▸ **What to do**
Could every line of the data be printed exactly as it reads?
[Start of section]
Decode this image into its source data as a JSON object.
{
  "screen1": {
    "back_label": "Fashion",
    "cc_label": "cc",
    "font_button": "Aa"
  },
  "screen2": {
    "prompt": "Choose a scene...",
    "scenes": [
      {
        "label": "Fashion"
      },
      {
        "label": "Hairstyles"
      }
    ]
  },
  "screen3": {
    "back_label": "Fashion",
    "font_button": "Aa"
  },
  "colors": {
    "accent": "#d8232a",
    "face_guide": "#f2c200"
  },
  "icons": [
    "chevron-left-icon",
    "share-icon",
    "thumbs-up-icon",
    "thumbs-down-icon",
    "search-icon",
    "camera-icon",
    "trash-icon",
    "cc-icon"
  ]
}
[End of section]
▸ **Solved exercise**
Decode this image into its source data as a JSON object.
{
  "screen1": {
    "back_label": "Fashion",
    "cc_label": "cc",
    "font_button": "Aa"
  },
  "screen2": {
    "prompt": "Choose a scene...",
    "scenes": [
      {
        "label": "Fashion"
      },
      {
        "label": "Hairstyles"
      }
    ]
  },
  "screen3": {
    "back_label": "Fashion",
    "font_button": "Aa"
  },
  "colors": {
    "accent": "#d8232a",
    "face_guide": "#f2c200"
  },
  "icons": [
    "chevron-left-icon",
    "share-icon",
    "thumbs-up-icon",
    "thumbs-down-icon",
    "search-icon",
    "camera-icon",
    "trash-icon",
    "cc-icon"
  ]
}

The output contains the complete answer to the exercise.